In speaking of the “traditional population,” Tillis stands alongside people like William Gheen, founder of anti-immigrant group Americans for Legal Immigration PAC, who said that immigration reform would create a situation in which “traditional Americans, like those who that have been here for hundreds of years in descendancy, will no longer govern our own nation.”

It is true that North Carolina’s African American, Latino, and Asian American populations are growing faster than its white population. For instance, the Latino population in North Carolina grew by 111.1 percent from 2000 to 2010, increasing from 4.7 percent of the population to 8.4 percent. Yet Tillis has consistently worked to marginalize Latinos, by cutting spending on education, opposing healthcare reform, and supporting a restrictive voter identification law ironically called “VIVA.” That’s why People for the American Way is working in North Carolina this year to make sure Latino voters know the threat posed by Tillis’ extreme agenda.

Last year PFAW’s Spanish-language advertising helped spur turnout among Latinos in Virginia’s gubernatorial elections, and did the same in many 2012 battleground contests. As we look to the 2014 elections, Tillis’ actions and statements marginalizing the Latino community will represent a real challenge to his standing in an increasingly powerful voting bloc.

PFAW

Texas Republican Highlights How GOP Should Face the Changing Electorate

In the famously red state of Texas, Republican state legislator Jason Villalba of Dallas last week offered a frank assessment of the crossroads at which his party finds itself.

[T]he time has come closer when we will see the sleeping giant [of the Hispanic electorate] awaken and it will make a tremendous difference in our ability to win elections if we cannot win the votes of our fellow Hispanics.

Even as the country rapidly becomes more diverse, the GOP has clung to its strategy of alienating Latinos, African Americans, women, and LGBT people with an endless barrage of outrageous statements and discriminatory policies.

As some Republican leaders, like Villalba in Texas, are noting, this tactic isn’t good for the GOP. Demographic changes, though small on the surface, could have major political impacts, particularly in swing states, that will make it harder and harder for Republicans to win important elections.

In Texas alone, analysts are projecting a two percent increase in the Latino electorate for the 2016 election cycle compared to 2012. That kind of increase is still relatively minor in Texas, but a similar shift could make a crucial difference in swing states like Florida, Colorado, and Nevada. As GOP pollster Whit Ayres notes

Changing the demographics of the state by two percentage points puts a finger on the scale in each of the swing states for the party that’s doing well among Hispanics. This underscores the critical importance for Republican candidates to do better among nonwhite Americans, particularly among Hispanics, if Republicans ever hope to elect another president.

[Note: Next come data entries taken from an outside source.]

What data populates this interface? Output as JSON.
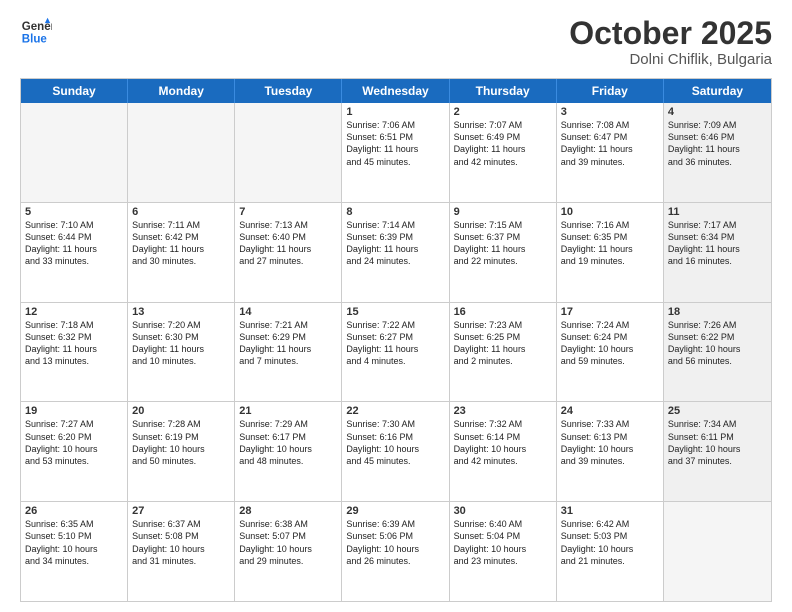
{
  "header": {
    "logo_line1": "General",
    "logo_line2": "Blue",
    "month": "October 2025",
    "location": "Dolni Chiflik, Bulgaria"
  },
  "days_of_week": [
    "Sunday",
    "Monday",
    "Tuesday",
    "Wednesday",
    "Thursday",
    "Friday",
    "Saturday"
  ],
  "rows": [
    [
      {
        "day": "",
        "text": "",
        "empty": true
      },
      {
        "day": "",
        "text": "",
        "empty": true
      },
      {
        "day": "",
        "text": "",
        "empty": true
      },
      {
        "day": "1",
        "text": "Sunrise: 7:06 AM\nSunset: 6:51 PM\nDaylight: 11 hours\nand 45 minutes."
      },
      {
        "day": "2",
        "text": "Sunrise: 7:07 AM\nSunset: 6:49 PM\nDaylight: 11 hours\nand 42 minutes."
      },
      {
        "day": "3",
        "text": "Sunrise: 7:08 AM\nSunset: 6:47 PM\nDaylight: 11 hours\nand 39 minutes."
      },
      {
        "day": "4",
        "text": "Sunrise: 7:09 AM\nSunset: 6:46 PM\nDaylight: 11 hours\nand 36 minutes.",
        "shaded": true
      }
    ],
    [
      {
        "day": "5",
        "text": "Sunrise: 7:10 AM\nSunset: 6:44 PM\nDaylight: 11 hours\nand 33 minutes."
      },
      {
        "day": "6",
        "text": "Sunrise: 7:11 AM\nSunset: 6:42 PM\nDaylight: 11 hours\nand 30 minutes."
      },
      {
        "day": "7",
        "text": "Sunrise: 7:13 AM\nSunset: 6:40 PM\nDaylight: 11 hours\nand 27 minutes."
      },
      {
        "day": "8",
        "text": "Sunrise: 7:14 AM\nSunset: 6:39 PM\nDaylight: 11 hours\nand 24 minutes."
      },
      {
        "day": "9",
        "text": "Sunrise: 7:15 AM\nSunset: 6:37 PM\nDaylight: 11 hours\nand 22 minutes."
      },
      {
        "day": "10",
        "text": "Sunrise: 7:16 AM\nSunset: 6:35 PM\nDaylight: 11 hours\nand 19 minutes."
      },
      {
        "day": "11",
        "text": "Sunrise: 7:17 AM\nSunset: 6:34 PM\nDaylight: 11 hours\nand 16 minutes.",
        "shaded": true
      }
    ],
    [
      {
        "day": "12",
        "text": "Sunrise: 7:18 AM\nSunset: 6:32 PM\nDaylight: 11 hours\nand 13 minutes."
      },
      {
        "day": "13",
        "text": "Sunrise: 7:20 AM\nSunset: 6:30 PM\nDaylight: 11 hours\nand 10 minutes."
      },
      {
        "day": "14",
        "text": "Sunrise: 7:21 AM\nSunset: 6:29 PM\nDaylight: 11 hours\nand 7 minutes."
      },
      {
        "day": "15",
        "text": "Sunrise: 7:22 AM\nSunset: 6:27 PM\nDaylight: 11 hours\nand 4 minutes."
      },
      {
        "day": "16",
        "text": "Sunrise: 7:23 AM\nSunset: 6:25 PM\nDaylight: 11 hours\nand 2 minutes."
      },
      {
        "day": "17",
        "text": "Sunrise: 7:24 AM\nSunset: 6:24 PM\nDaylight: 10 hours\nand 59 minutes."
      },
      {
        "day": "18",
        "text": "Sunrise: 7:26 AM\nSunset: 6:22 PM\nDaylight: 10 hours\nand 56 minutes.",
        "shaded": true
      }
    ],
    [
      {
        "day": "19",
        "text": "Sunrise: 7:27 AM\nSunset: 6:20 PM\nDaylight: 10 hours\nand 53 minutes."
      },
      {
        "day": "20",
        "text": "Sunrise: 7:28 AM\nSunset: 6:19 PM\nDaylight: 10 hours\nand 50 minutes."
      },
      {
        "day": "21",
        "text": "Sunrise: 7:29 AM\nSunset: 6:17 PM\nDaylight: 10 hours\nand 48 minutes."
      },
      {
        "day": "22",
        "text": "Sunrise: 7:30 AM\nSunset: 6:16 PM\nDaylight: 10 hours\nand 45 minutes."
      },
      {
        "day": "23",
        "text": "Sunrise: 7:32 AM\nSunset: 6:14 PM\nDaylight: 10 hours\nand 42 minutes."
      },
      {
        "day": "24",
        "text": "Sunrise: 7:33 AM\nSunset: 6:13 PM\nDaylight: 10 hours\nand 39 minutes."
      },
      {
        "day": "25",
        "text": "Sunrise: 7:34 AM\nSunset: 6:11 PM\nDaylight: 10 hours\nand 37 minutes.",
        "shaded": true
      }
    ],
    [
      {
        "day": "26",
        "text": "Sunrise: 6:35 AM\nSunset: 5:10 PM\nDaylight: 10 hours\nand 34 minutes."
      },
      {
        "day": "27",
        "text": "Sunrise: 6:37 AM\nSunset: 5:08 PM\nDaylight: 10 hours\nand 31 minutes."
      },
      {
        "day": "28",
        "text": "Sunrise: 6:38 AM\nSunset: 5:07 PM\nDaylight: 10 hours\nand 29 minutes."
      },
      {
        "day": "29",
        "text": "Sunrise: 6:39 AM\nSunset: 5:06 PM\nDaylight: 10 hours\nand 26 minutes."
      },
      {
        "day": "30",
        "text": "Sunrise: 6:40 AM\nSunset: 5:04 PM\nDaylight: 10 hours\nand 23 minutes."
      },
      {
        "day": "31",
        "text": "Sunrise: 6:42 AM\nSunset: 5:03 PM\nDaylight: 10 hours\nand 21 minutes."
      },
      {
        "day": "",
        "text": "",
        "empty": true
      }
    ]
  ]
}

Some far right activists argue that the GOP can win by increasing its share of the white vote, but the numbers don’t bear that out. As Resurgent Republic noted, “every month for the next two decades, 50,000 Hispanics will turn 18.” Without appealing to those voters, Republicans face a steep climb to victory in any national race—and a quick journey to minority party status.

No wonder the party is so fond of strict voter ID laws, restricted early voting opportunities, and proof of citizenship laws to deter certain people from coming out to vote.

PFAW

PFAW Takes On Cuccinelli With Spanish-Language Ads

With the election in Virginia less than two weeks away, PFAW is holding Cuccinelli accountable for his record of extreme views and hateful comments.
PFAW